Extension and Ag Research News


Discovery Farms Program Launched in North Dakota

A new project will assess the environmental impacts of a typical farm or ranch.

North Dakota has launched the Discovery Farms program to answer questions about the environmental impact of typical farm/ranch management systems.

A Discovery Farm is a working farm or ranch. Its operators are cooperating with local, state and federal natural resource managers to demonstrate and evaluate the effectiveness of various production practices in reducing environmental impacts while maintaining farm profitability.

The Discovery Farms program is a cooperative effort of the core farms, North Dakota State University Extension Service, North Dakota Agricultural Experiment Station, North Dakota Department of Health and U.S. Geological Survey.

Intensive monitoring of runoff from cattle feeding areas on each Discovery Farm will document any environmental impact from typical livestock management practices.

“If there are impacts, the most exciting part of this program is that the producers will be asked to come up with ideas on how to deal with the issues,” says Ron Wiederholt, NDSU Extension nutrient management specialist in Carrington.

Whatever practice or facility alteration the producers agree upon will be installed and monitoring will continue to see if it is successful. Monitoring will take place on the farms for at least seven years.

Four livestock operations from across North Dakota volunteered to participate in the project. A steering committee of their peers from the majority of North Dakota farm, livestock and commodity organizations selected two of them to be the state’s core Discovery Farms.

The selected participants are Kim and Denise Amann and their sons, Cody and Dusty, who operate a farm near Dazey, and Doyle and Patsy Johannes and their son, Matthew, whose farm is near Underwood.

“Very little of this type of environmental quality data has been collected on real-life operating farms/ranches across the country,” Wiederholt says. “North Dakota is the second state besides Wisconsin to implement this type of data collection. North Dakota is very fortunate to have the caliber of producers who are willing to cooperate with this project step forward.”

Monitoring equipment is being installed at each site this fall and data collection will start with next spring’s snowmelt.

NDSU Agriculture Communication
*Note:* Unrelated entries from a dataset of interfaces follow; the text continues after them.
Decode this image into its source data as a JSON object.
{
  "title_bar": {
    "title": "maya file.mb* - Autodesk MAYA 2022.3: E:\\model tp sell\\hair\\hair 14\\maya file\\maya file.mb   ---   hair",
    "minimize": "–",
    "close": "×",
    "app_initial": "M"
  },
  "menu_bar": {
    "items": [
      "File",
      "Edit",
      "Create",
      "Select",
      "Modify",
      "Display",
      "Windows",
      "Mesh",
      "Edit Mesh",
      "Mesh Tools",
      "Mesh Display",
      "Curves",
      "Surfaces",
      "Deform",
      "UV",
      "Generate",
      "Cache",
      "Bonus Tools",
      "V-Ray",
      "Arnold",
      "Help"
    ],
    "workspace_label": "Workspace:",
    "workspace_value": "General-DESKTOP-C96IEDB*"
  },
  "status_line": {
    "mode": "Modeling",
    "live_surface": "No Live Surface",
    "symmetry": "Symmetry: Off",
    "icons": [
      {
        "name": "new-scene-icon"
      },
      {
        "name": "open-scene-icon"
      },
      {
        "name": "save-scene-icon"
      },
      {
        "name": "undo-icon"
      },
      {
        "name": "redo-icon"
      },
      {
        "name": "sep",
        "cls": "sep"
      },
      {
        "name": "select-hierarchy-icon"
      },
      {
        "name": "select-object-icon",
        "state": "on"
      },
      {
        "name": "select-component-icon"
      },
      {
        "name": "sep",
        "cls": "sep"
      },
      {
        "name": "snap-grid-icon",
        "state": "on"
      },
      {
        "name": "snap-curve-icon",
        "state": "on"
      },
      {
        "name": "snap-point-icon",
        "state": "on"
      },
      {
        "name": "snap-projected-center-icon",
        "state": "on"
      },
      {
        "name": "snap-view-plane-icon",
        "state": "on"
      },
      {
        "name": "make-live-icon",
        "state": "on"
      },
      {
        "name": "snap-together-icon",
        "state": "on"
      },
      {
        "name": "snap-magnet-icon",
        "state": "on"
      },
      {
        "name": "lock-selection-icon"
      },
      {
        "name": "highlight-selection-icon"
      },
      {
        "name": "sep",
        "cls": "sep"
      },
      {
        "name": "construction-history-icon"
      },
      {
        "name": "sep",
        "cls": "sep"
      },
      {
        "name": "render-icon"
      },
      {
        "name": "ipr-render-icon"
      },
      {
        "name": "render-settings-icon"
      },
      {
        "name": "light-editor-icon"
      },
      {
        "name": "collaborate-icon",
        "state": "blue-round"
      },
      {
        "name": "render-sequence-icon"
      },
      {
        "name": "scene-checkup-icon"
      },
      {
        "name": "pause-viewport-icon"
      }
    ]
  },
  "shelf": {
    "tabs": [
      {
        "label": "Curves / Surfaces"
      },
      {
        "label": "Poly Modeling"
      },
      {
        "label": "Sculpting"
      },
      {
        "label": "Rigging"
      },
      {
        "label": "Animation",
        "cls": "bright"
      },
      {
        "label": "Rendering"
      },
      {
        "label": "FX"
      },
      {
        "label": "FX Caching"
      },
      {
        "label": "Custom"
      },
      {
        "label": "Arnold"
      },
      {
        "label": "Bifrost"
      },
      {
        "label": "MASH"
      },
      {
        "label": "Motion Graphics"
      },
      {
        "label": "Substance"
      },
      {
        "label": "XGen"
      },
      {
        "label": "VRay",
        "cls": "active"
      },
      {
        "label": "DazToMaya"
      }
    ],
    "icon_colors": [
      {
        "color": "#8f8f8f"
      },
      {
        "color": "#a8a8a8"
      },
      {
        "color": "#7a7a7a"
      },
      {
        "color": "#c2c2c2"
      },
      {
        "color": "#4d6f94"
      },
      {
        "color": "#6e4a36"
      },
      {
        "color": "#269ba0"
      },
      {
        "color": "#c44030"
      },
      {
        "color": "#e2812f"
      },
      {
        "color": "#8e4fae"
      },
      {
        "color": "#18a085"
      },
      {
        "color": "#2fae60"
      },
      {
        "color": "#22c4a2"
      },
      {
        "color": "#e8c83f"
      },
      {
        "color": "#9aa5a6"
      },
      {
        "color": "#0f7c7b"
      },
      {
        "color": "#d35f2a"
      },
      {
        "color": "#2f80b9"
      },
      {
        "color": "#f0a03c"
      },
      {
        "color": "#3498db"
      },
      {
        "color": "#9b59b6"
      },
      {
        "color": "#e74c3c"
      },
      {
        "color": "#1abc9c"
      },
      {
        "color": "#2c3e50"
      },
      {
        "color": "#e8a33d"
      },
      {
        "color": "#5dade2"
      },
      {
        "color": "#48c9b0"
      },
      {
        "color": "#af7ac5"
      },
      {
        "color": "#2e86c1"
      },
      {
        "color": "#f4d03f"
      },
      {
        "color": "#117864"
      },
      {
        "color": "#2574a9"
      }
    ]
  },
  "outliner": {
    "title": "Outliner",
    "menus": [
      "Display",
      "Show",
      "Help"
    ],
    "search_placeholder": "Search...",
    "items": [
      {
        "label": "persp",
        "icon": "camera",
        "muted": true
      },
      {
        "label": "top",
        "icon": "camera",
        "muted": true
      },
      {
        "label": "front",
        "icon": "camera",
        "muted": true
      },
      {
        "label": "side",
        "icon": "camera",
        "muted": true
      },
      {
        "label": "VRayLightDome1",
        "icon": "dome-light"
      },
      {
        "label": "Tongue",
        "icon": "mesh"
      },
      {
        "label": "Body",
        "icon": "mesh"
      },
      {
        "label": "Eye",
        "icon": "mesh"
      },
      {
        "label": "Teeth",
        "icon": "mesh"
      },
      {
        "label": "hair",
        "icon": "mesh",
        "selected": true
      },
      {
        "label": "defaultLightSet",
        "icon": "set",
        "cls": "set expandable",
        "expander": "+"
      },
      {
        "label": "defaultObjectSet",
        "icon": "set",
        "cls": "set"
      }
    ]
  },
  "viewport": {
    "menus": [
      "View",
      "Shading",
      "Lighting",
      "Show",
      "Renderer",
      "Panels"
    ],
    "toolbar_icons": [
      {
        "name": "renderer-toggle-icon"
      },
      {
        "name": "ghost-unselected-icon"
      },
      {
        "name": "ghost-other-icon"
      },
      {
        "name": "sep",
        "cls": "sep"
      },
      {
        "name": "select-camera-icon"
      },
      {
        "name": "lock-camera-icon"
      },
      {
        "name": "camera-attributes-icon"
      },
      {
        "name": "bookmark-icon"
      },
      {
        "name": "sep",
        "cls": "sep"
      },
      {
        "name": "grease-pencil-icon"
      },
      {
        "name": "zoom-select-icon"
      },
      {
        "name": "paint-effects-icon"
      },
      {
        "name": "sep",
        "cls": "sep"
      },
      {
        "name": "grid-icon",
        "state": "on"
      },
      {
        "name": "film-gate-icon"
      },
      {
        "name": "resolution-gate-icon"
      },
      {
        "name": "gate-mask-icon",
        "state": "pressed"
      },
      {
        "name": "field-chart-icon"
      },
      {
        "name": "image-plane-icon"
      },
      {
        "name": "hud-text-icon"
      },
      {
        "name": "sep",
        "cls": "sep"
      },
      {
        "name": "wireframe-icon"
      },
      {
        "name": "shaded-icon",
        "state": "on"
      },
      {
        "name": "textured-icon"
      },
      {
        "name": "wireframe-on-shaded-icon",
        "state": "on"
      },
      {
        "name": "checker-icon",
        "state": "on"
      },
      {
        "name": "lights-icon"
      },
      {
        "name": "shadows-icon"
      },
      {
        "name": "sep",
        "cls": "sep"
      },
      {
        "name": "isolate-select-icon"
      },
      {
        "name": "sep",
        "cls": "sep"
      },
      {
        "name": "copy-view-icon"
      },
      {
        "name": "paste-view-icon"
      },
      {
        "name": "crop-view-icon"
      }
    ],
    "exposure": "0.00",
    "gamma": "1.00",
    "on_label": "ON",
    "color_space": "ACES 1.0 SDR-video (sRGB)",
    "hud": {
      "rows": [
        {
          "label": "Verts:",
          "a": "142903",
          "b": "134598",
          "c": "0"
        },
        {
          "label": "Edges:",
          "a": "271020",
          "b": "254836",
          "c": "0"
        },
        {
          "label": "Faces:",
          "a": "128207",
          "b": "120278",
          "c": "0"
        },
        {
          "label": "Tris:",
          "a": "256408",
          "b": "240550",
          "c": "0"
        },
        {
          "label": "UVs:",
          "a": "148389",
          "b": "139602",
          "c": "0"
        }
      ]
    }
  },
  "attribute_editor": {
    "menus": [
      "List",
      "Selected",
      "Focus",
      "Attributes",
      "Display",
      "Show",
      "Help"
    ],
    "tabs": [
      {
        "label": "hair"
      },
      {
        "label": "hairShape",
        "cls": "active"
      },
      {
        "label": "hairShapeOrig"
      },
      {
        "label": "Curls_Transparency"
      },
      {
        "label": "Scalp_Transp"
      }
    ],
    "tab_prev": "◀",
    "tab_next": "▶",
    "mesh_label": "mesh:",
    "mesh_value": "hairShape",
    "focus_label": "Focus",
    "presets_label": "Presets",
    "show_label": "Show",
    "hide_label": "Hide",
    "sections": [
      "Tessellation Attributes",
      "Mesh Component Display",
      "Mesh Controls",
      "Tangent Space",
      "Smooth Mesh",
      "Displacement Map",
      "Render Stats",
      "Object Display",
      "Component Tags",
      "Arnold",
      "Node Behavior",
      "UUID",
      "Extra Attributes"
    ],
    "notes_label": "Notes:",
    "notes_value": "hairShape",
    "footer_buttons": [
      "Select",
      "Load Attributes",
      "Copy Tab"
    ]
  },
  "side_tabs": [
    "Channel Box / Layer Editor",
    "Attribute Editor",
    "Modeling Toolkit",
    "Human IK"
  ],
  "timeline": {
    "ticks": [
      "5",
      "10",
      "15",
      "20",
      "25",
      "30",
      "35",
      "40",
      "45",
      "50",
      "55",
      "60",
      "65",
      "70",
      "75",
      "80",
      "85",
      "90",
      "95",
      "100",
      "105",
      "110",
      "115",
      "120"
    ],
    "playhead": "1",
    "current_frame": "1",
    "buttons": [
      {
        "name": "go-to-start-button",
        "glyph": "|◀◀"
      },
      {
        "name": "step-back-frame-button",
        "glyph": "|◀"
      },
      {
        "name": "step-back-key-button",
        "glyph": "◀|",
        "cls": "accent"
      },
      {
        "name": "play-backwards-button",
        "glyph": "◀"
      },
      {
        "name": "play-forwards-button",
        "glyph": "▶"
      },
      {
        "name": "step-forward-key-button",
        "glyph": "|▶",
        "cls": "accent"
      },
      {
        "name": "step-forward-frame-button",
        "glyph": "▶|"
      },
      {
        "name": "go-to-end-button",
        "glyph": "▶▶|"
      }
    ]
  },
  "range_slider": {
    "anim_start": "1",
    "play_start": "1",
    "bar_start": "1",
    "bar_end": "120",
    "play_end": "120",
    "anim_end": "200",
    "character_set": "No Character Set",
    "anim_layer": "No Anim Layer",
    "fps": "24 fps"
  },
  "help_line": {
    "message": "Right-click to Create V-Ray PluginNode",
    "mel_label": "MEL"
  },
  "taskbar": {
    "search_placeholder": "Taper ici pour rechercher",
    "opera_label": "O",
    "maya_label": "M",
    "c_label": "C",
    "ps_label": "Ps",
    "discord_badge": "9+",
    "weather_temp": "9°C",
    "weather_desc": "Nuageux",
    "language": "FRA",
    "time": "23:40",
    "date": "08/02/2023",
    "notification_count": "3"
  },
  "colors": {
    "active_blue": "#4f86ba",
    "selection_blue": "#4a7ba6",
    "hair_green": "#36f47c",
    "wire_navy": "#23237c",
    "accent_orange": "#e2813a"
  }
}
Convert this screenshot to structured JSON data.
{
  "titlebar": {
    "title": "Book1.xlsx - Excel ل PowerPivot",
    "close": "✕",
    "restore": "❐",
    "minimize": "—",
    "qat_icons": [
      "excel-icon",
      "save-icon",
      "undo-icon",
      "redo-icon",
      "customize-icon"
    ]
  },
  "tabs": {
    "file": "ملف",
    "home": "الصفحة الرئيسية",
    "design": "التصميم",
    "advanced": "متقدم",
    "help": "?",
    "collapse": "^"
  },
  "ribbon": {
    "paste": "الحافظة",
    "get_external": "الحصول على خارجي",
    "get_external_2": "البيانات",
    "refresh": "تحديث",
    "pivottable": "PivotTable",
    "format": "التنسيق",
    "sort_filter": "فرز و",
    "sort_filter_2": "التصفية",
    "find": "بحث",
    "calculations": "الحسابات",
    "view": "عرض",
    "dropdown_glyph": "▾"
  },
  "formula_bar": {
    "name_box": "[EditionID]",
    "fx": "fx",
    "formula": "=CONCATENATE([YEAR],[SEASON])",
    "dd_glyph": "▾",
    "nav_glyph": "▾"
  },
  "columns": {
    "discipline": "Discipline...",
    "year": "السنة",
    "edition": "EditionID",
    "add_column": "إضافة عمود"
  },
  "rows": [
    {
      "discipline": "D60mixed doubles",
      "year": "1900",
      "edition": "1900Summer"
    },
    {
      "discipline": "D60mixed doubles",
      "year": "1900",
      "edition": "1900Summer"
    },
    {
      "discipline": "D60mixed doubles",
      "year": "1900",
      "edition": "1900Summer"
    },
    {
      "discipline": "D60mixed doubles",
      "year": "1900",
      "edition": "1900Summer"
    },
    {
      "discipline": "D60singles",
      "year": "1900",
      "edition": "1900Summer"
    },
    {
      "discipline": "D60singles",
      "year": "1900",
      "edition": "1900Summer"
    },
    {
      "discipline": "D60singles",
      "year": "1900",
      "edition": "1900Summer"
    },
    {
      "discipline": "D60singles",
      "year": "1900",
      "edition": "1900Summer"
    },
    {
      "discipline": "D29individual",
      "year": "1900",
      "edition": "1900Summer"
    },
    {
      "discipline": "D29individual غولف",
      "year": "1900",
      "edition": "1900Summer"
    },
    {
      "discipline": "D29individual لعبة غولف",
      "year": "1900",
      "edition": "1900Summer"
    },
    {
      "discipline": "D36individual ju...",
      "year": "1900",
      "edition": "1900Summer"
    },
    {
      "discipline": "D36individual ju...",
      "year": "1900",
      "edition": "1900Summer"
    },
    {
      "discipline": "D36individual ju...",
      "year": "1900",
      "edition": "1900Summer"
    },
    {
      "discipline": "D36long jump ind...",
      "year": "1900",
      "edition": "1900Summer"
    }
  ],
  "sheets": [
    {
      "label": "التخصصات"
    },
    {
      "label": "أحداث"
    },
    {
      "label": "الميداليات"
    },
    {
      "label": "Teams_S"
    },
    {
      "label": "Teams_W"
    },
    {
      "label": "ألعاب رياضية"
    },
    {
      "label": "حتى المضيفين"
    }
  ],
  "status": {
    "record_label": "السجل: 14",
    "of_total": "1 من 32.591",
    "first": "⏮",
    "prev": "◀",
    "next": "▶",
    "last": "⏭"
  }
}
Source:Ron Wiederholt, (701) 652-2951, ron.wiederholt@ndsu.edu
Editor:Ellen Crawford, (701) 231-5391, ellen.crawford@ndsu.edu
Creative Commons License
Feel free to use and share this content, but please do so under the conditions of our Creative Commons license and our Rules for Use. Thanks.